_TASK PROMPT:_
Retype the full set of records. Keep every character identical.

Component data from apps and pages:
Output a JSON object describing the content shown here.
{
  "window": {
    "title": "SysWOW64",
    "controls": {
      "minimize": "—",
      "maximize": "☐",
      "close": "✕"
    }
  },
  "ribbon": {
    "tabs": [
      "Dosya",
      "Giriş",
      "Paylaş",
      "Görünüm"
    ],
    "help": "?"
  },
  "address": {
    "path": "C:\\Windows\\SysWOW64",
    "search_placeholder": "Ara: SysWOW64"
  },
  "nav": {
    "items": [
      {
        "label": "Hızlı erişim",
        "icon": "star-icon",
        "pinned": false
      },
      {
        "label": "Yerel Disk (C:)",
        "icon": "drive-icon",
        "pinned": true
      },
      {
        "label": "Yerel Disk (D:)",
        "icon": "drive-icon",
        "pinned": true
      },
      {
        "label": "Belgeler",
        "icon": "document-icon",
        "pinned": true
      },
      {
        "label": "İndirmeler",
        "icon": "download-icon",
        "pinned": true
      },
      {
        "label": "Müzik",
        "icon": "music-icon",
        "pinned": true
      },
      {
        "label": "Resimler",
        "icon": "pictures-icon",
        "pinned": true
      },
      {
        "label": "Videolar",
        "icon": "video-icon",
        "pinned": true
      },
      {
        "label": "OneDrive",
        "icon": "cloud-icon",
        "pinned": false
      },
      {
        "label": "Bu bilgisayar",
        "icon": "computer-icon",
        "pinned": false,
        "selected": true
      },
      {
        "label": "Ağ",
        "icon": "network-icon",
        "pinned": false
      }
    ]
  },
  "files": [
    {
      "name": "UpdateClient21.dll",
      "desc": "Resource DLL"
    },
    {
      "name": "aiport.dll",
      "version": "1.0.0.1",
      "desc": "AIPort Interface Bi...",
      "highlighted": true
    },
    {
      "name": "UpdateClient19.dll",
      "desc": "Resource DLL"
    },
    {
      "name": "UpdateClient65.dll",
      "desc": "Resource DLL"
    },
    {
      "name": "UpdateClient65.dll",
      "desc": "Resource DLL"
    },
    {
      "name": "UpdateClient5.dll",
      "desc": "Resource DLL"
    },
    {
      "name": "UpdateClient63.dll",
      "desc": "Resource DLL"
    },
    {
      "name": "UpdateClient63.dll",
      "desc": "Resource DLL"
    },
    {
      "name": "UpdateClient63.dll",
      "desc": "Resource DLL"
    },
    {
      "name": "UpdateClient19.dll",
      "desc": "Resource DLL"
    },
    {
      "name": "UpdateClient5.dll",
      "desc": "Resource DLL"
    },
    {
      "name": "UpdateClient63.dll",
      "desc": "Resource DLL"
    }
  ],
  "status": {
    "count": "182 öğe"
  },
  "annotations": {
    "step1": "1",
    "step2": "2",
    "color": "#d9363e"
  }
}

_EXPECTED ANSWER:_
Output a JSON object describing the content shown here.
{
  "window": {
    "title": "SysWOW64",
    "controls": {
      "minimize": "—",
      "maximize": "☐",
      "close": "✕"
    }
  },
  "ribbon": {
    "tabs": [
      "Dosya",
      "Giriş",
      "Paylaş",
      "Görünüm"
    ],
    "help": "?"
  },
  "address": {
    "path": "C:\\Windows\\SysWOW64",
    "search_placeholder": "Ara: SysWOW64"
  },
  "nav": {
    "items": [
      {
        "label": "Hızlı erişim",
        "icon": "star-icon",
        "pinned": false
      },
      {
        "label": "Yerel Disk (C:)",
        "icon": "drive-icon",
        "pinned": true
      },
      {
        "label": "Yerel Disk (D:)",
        "icon": "drive-icon",
        "pinned": true
      },
      {
        "label": "Belgeler",
        "icon": "document-icon",
        "pinned": true
      },
      {
        "label": "İndirmeler",
        "icon": "download-icon",
        "pinned": true
      },
      {
        "label": "Müzik",
        "icon": "music-icon",
        "pinned": true
      },
      {
        "label": "Resimler",
        "icon": "pictures-icon",
        "pinned": true
      },
      {
        "label": "Videolar",
        "icon": "video-icon",
        "pinned": true
      },
      {
        "label": "OneDrive",
        "icon": "cloud-icon",
        "pinned": false
      },
      {
        "label": "Bu bilgisayar",
        "icon": "computer-icon",
        "pinned": false,
        "selected": true
      },
      {
        "label": "Ağ",
        "icon": "network-icon",
        "pinned": false
      }
    ]
  },
  "files": [
    {
      "name": "UpdateClient21.dll",
      "desc": "Resource DLL"
    },
    {
      "name": "aiport.dll",
      "version": "1.0.0.1",
      "desc": "AIPort Interface Bi...",
      "highlighted": true
    },
    {
      "name": "UpdateClient19.dll",
      "desc": "Resource DLL"
    },
    {
      "name": "UpdateClient65.dll",
      "desc": "Resource DLL"
    },
    {
      "name": "UpdateClient65.dll",
      "desc": "Resource DLL"
    },
    {
      "name": "UpdateClient5.dll",
      "desc": "Resource DLL"
    },
    {
      "name": "UpdateClient63.dll",
      "desc": "Resource DLL"
    },
    {
      "name": "UpdateClient63.dll",
      "desc": "Resource DLL"
    },
    {
      "name": "UpdateClient63.dll",
      "desc": "Resource DLL"
    },
    {
      "name": "UpdateClient19.dll",
      "desc": "Resource DLL"
    },
    {
      "name": "UpdateClient5.dll",
      "desc": "Resource DLL"
    },
    {
      "name": "UpdateClient63.dll",
      "desc": "Resource DLL"
    }
  ],
  "status": {
    "count": "182 öğe"
  },
  "annotations": {
    "step1": "1",
    "step2": "2",
    "color": "#d9363e"
  }
}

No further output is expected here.